Collected data:
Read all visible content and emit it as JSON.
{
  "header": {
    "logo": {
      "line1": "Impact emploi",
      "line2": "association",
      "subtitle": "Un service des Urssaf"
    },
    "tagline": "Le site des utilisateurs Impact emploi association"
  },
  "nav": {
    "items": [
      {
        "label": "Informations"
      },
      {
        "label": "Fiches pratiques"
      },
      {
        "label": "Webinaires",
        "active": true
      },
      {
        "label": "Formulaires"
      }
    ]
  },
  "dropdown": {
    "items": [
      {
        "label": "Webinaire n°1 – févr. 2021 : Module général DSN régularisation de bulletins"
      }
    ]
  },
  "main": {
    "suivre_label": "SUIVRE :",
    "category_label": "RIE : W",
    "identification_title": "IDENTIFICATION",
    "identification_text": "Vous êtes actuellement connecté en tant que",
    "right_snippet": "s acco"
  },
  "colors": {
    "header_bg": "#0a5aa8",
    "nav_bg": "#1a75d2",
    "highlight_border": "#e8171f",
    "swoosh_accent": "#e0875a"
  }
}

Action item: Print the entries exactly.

Reply:
Read all visible content and emit it as JSON.
{
  "header": {
    "logo": {
      "line1": "Impact emploi",
      "line2": "association",
      "subtitle": "Un service des Urssaf"
    },
    "tagline": "Le site des utilisateurs Impact emploi association"
  },
  "nav": {
    "items": [
      {
        "label": "Informations"
      },
      {
        "label": "Fiches pratiques"
      },
      {
        "label": "Webinaires",
        "active": true
      },
      {
        "label": "Formulaires"
      }
    ]
  },
  "dropdown": {
    "items": [
      {
        "label": "Webinaire n°1 – févr. 2021 : Module général DSN régularisation de bulletins"
      }
    ]
  },
  "main": {
    "suivre_label": "SUIVRE :",
    "category_label": "RIE : W",
    "identification_title": "IDENTIFICATION",
    "identification_text": "Vous êtes actuellement connecté en tant que",
    "right_snippet": "s acco"
  },
  "colors": {
    "header_bg": "#0a5aa8",
    "nav_bg": "#1a75d2",
    "highlight_border": "#e8171f",
    "swoosh_accent": "#e0875a"
  }
}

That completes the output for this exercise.